By Joseph Wolkin
One Smithtown spa and salon is going above and beyond to make sure cancer patients beat the Monday blues.
Mondays at Racine, a cancer care program created in 2003 by Racine Spa and Salon owner Rachel DeMolfetto and co-founder Cynthia Sansone has begun a new journey in conjunction with MAIA Salon Spa and Wellness in Smithtown.
Designed to give free salon care to cancer patients, Mondays at Racine’s services vary based on what the salon usually offers. In the case of MAIA — a full service salon and spa — they said they will do anything from shaving someone’s head to manicures and pedicures, along with yoga and reiki, a technique used to help the natural healing process in the patient’s body and restore physical and emotional well-being.
Karla Waldron, executive director for Mondays at Racine, said the salon reached out to them about being a part of the program.

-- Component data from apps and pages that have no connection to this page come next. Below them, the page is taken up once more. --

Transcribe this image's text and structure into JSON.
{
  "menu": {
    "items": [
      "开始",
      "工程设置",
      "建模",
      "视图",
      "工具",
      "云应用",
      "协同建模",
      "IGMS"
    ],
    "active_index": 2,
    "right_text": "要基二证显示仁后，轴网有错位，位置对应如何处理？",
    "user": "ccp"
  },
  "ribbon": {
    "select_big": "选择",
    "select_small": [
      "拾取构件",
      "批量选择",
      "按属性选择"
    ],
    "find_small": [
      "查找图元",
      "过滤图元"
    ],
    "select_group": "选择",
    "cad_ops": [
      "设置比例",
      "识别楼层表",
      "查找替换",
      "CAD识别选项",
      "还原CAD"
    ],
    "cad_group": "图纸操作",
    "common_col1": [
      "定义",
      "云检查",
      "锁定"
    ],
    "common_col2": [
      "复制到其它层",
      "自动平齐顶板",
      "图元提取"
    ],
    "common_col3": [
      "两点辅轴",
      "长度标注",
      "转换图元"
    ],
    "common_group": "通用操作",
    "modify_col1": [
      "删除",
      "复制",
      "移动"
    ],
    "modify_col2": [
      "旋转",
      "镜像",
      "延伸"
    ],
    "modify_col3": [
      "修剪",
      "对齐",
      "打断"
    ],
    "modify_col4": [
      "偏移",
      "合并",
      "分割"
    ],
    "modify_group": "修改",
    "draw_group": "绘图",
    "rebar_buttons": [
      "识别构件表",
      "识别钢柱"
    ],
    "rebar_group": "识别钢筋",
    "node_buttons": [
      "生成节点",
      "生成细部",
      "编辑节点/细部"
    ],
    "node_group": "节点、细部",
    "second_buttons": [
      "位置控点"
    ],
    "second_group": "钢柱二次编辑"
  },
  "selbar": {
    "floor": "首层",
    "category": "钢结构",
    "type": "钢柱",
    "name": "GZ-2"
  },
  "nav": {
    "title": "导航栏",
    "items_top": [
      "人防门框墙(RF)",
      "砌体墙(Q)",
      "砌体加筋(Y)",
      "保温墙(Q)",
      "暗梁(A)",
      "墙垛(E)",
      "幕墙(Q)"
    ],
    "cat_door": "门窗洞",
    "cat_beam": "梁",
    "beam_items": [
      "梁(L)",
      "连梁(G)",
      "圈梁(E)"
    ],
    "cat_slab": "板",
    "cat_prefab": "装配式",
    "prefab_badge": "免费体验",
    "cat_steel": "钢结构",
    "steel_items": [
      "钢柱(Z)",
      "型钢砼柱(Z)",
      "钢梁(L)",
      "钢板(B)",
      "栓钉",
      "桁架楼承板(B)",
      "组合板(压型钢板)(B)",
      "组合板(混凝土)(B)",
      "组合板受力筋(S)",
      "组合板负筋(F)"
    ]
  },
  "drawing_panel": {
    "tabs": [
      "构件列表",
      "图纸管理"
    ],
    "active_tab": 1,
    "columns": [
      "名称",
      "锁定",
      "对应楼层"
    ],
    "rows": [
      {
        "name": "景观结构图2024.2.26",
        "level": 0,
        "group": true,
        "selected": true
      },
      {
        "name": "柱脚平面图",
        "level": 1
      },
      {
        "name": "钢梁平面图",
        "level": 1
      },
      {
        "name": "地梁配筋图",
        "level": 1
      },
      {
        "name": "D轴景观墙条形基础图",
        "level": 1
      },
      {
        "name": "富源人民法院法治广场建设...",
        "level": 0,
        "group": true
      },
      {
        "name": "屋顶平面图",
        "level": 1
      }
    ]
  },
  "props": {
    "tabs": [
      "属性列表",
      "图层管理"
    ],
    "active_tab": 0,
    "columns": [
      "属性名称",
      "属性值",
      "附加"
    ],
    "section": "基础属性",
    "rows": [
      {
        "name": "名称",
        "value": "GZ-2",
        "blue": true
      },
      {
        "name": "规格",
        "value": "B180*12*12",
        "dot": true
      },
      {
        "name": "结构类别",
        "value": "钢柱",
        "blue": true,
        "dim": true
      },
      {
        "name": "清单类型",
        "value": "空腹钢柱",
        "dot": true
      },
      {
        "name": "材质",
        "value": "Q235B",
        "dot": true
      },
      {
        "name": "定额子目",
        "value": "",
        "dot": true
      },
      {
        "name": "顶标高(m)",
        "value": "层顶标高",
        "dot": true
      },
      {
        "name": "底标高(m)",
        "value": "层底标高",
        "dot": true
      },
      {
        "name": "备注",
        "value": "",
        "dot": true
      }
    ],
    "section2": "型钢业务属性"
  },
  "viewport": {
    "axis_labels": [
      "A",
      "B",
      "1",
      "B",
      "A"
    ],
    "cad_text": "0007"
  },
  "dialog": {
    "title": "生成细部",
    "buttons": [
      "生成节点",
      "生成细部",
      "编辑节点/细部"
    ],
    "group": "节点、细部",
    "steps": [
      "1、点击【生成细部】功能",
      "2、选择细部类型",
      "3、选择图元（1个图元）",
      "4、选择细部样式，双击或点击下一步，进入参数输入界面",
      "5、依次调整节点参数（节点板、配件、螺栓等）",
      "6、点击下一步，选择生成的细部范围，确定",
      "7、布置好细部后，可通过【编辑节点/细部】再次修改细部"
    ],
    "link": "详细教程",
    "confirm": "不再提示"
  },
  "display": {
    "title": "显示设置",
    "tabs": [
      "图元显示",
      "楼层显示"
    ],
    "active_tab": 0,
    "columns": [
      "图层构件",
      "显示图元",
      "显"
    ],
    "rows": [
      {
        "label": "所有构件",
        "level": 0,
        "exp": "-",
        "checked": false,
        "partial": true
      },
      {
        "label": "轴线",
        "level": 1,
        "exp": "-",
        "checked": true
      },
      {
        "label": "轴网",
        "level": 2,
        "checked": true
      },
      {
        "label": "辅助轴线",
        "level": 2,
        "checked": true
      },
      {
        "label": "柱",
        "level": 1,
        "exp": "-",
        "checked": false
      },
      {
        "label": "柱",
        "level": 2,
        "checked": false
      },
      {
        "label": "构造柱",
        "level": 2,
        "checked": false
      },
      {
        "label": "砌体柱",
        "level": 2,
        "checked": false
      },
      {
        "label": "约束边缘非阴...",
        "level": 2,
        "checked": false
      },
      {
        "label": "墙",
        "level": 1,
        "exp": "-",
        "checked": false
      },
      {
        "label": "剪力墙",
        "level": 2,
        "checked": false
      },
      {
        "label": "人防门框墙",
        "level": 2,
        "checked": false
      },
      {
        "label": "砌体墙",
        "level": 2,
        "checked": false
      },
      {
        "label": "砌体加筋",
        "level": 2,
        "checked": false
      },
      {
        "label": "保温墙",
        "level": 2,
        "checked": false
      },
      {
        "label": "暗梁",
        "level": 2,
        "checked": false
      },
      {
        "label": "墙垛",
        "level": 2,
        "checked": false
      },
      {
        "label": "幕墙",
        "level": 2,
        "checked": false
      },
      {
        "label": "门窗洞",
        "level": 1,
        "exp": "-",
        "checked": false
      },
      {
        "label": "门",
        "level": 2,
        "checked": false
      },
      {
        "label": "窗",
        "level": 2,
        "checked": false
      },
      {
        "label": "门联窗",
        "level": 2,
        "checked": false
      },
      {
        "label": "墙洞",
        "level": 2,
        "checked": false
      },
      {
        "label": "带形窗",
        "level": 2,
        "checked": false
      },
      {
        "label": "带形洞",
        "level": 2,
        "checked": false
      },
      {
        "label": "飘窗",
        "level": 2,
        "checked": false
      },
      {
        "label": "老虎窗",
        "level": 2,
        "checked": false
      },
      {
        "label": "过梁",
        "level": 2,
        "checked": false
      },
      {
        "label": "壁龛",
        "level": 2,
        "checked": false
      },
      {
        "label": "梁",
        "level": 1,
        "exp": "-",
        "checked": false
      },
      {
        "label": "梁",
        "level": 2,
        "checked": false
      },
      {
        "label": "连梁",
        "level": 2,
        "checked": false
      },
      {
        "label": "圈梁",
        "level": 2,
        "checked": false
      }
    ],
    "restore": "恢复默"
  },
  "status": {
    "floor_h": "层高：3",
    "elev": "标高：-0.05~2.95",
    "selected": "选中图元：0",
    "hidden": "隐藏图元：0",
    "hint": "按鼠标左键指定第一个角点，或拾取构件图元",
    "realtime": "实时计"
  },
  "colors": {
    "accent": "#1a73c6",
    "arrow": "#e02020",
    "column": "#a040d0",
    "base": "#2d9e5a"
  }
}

“This woman that owns this salon is very well-known on Long Island, and she expressed interest in taking on the program,”, Waldron said. “Once that happened, we went into action to develop her program.”
The spa, owned by Agata Gajewski-Sathi, held a ribbon-cutting ceremony to launch the new cancer care program on June 6, with approximately 50 people in attendance.
“The staff and I at MAIA Salon Spa and Wellness are honored to participate in the Mondays at Racine program,” Gajewski-Sathi said at the opening. “We look forward to making a positive difference in the lives of people going through a very challenging time. As a strong believer in the mind-body connection and an advocate of integrative and holistic healing modalities, I strongly believe that incorporating these alternative options will have many beneficial effects on the day-to-day quality of life of our clients who are fighting cancer.”
In addition to debuting the new program, the spa held a special screening of Mondays at Racine, an Academy Award nominated documentary created by HBO. The 2010 short film showcased how two sisters enabled women diagnosed with cancer to receive treatment at their spa every third Monday of the month.
“It follows some cancer patients around through their chemotherapy,” Waldron said. “It goes through their home life, their relationship with their husbands. The backdrop is our program. You can see them receiving the different services and it’s quite moving.”
The film was released in 2012, and after that, the group’s popularity increased dramatically.
The original Mondays at Racine started in Islip at Racine Spa and Salon, and now there are charter locations in Port Jefferson, Greenvale, and beyond.
Waldron said the mission of Mondays at Racine is to show support for community members who are struggling with cancer.
“We needed to do something for the people in our community that were dealing with the devastating side effects of cancers,” Waldron explained. “We were seeing more and more of them. They were our patrons and friends. We decided that as a part of giving back, let’s open up our doors and give complimentary services. We wanted to just treat them to something nice.”